    During the hour long session, which featured a question and answer portion, state senators Dan Quick, John Lowe and Curt Friesen detailed the major issues facing the Unicameral ahead of its 90-day session beginning on January 9.

    Medicaid expansion will have a strong effect on the state's budget. There are numerable problems within Nebraska's corrections system, most notably overcrowding. Farmers are struggling to combat tariffs and high property taxes. And workforce development, especially in rural parts of the state, needs to be emphasized. These emerged as areas of focus during the discussion, and below are some of the highlights:

    Medicaid Expansion

    Lowe: "This is a mandatory $50 million extra dollars costing the state, and it was essentially voted for by two counties...There are no specific ideas on how to pay for it. The belief was that the revenue generated from the internet sales tax would go towards property tax relief. (In order to pay for Medicaid expansion) other agencies may have funding cut.

    "(Medicaid expansion) is said to bring $600 million to our state, but the federal government doesn't run on a balanced budget so that money will have to be borrowed.

    "There's less money coming in to nursing homes. Smaller towns are losing their nursing homes. That's one more reason everyone will move towards Lincoln or Omaha."

    Quick: "We need more physicians and mental health care providers in Nebraska. The first year of (Medicaid expansion) will be tough, but hopefully over time the money gets invested into the medical community."

    State Budget

    Friesen: "The state is $95 million short on budget projections, which means revenue is not growing as fast as it usually does. Cash reserves are at minimum levels, so there's not a lot of money to throw at new projects...They are predicting a possible recession in 2020, so how can we prepare for that? What keeps us safe is a balanced budget, which we will get."

    Lowe: "I have a problem with the size of government and government spending. We reduced spending to six percent, but that's still too much."


    Lowe: "Our farmers are dying. They are paying more in property tax than what they're bringing in - if they are bringing in anything at all."

    Friesen: "A lot of blame is being put on the tariffs. But we really are doing too good of a job. We are overproducing corn and soybeans. It's not just a local market, now it's a global market."

    Prison Reform

    Friesen: "There's a lot of trouble in our prison system. It will take a lot of work to fix and require extra revenue - even though people want property tax relief.

    "The one thing I heard that disturbs me is that prisoners would rather stay in prison for their full sentence rather than get released early under heavy supervision. They just want to wait to get released without supervision or probation so they can get back to doing what they were doing before prison."
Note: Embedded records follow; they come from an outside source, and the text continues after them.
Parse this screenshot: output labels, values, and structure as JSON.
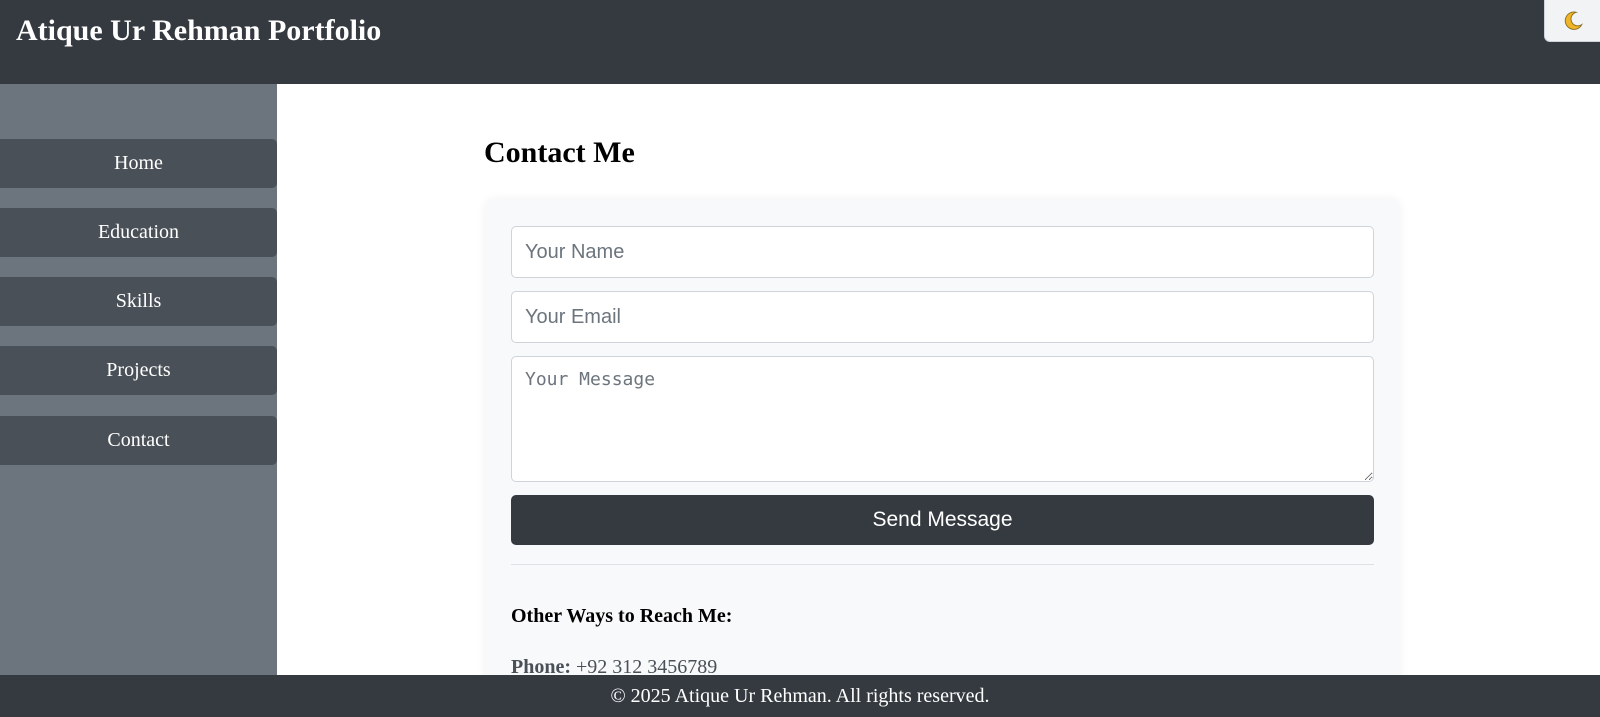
{
  "header": {
    "title": "Atique Ur Rehman Portfolio",
    "theme_toggle_icon": "moon-icon",
    "theme_toggle_color": "#f0b429"
  },
  "sidebar": {
    "items": [
      {
        "label": "Home"
      },
      {
        "label": "Education"
      },
      {
        "label": "Skills"
      },
      {
        "label": "Projects"
      },
      {
        "label": "Contact"
      }
    ]
  },
  "contact": {
    "heading": "Contact Me",
    "name_placeholder": "Your Name",
    "email_placeholder": "Your Email",
    "message_placeholder": "Your Message",
    "send_label": "Send Message",
    "other_heading": "Other Ways to Reach Me:",
    "phone_label": "Phone:",
    "phone_value": "+92 312 3456789"
  },
  "footer": {
    "text": "© 2025 Atique Ur Rehman. All rights reserved."
  },
  "colors": {
    "header_bg": "#343a40",
    "sidebar_bg": "#6c757d",
    "nav_button_bg": "#495057",
    "card_bg": "#f8f9fa",
    "button_bg": "#343a40"
  }
}
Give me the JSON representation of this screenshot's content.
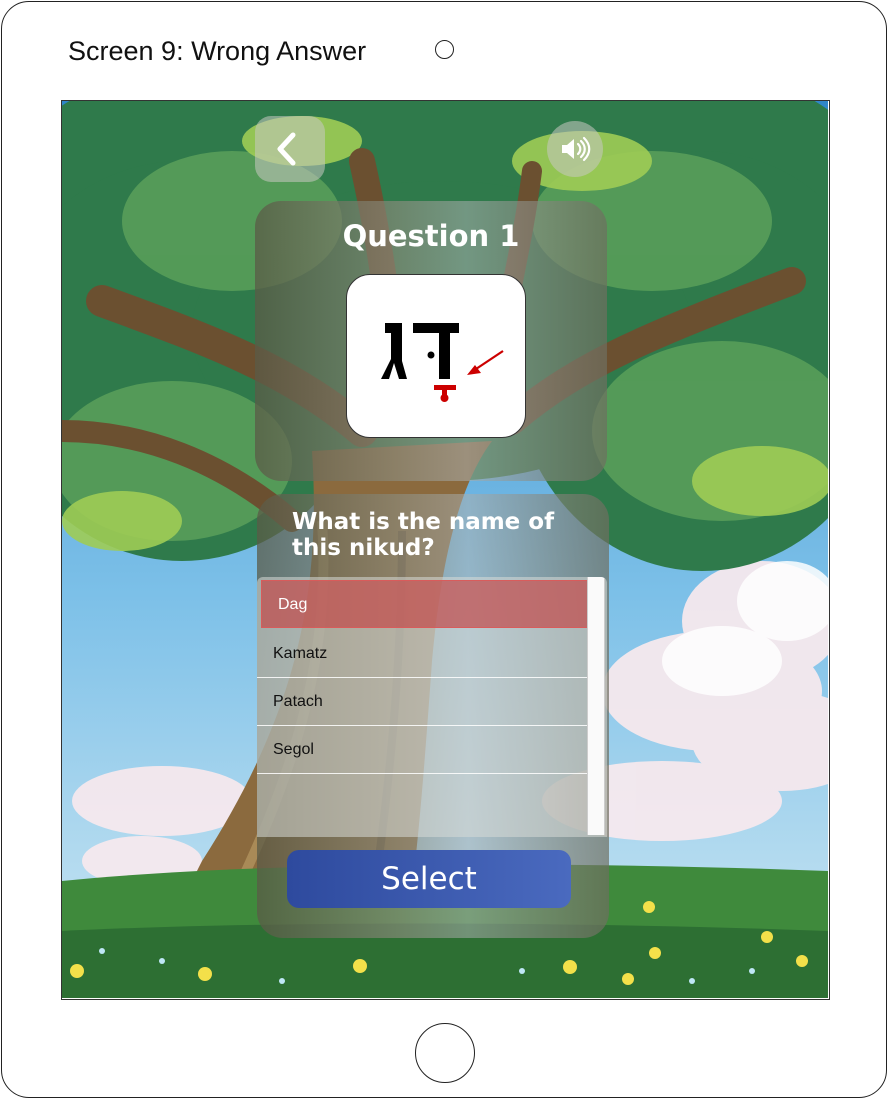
{
  "screen": {
    "label": "Screen 9: Wrong Answer"
  },
  "question": {
    "title": "Question 1",
    "prompt": "What is the name of this nikud?"
  },
  "answers": [
    {
      "label": "Dag",
      "state": "wrong"
    },
    {
      "label": "Kamatz",
      "state": "default"
    },
    {
      "label": "Patach",
      "state": "default"
    },
    {
      "label": "Segol",
      "state": "default"
    }
  ],
  "select_button": {
    "label": "Select"
  },
  "icons": {
    "back": "chevron-left-icon",
    "sound": "speaker-icon",
    "arrow": "red-arrow-icon"
  },
  "colors": {
    "wrong_highlight": "#c34646",
    "select_button": "#3a58ad",
    "nikud_marker": "#cc0000"
  }
}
    Quick: "For me, the prisoners are not getting the programming they need to enter back into society. There's not enough staff."

    Workforce Development

    Friesen: "Nebraska needs to advertise itself better. We have good jobs and its cheaper to live here. We are going to look at policies that will help grow the state, especially the rural community."

    Quick: "It's not just workforce development. It's also workforce housing. I will be introducing a bill for a land bank, which will provide more living spaces for people in the workforce that's within their economic levels. We've been working on it a lot this past year, and we're going to try and make sure it works at the rural level.

    "Early childhood development is also important. We can reduce the costs on the back end by getting them on the front end."

    Other Notable Highlights

    Quick: "I've been working closely with Grand Island Public Schools on a bill about vaping. Vape companies are targeting children. There are things called Juuls that look like a flash drive that can be hidden in a back pack. Children have no idea how much nicotene is in these products."

    Friesen: "It's so important to get broadband expansion into the rural area. We are losing population in the rural community. Everyone is moving east. We have a lot of state senators that are from areas east of 27th street in Lincoln. If we don't have people representing the western part of Nebraska, than not a lot of projects are going to get done there."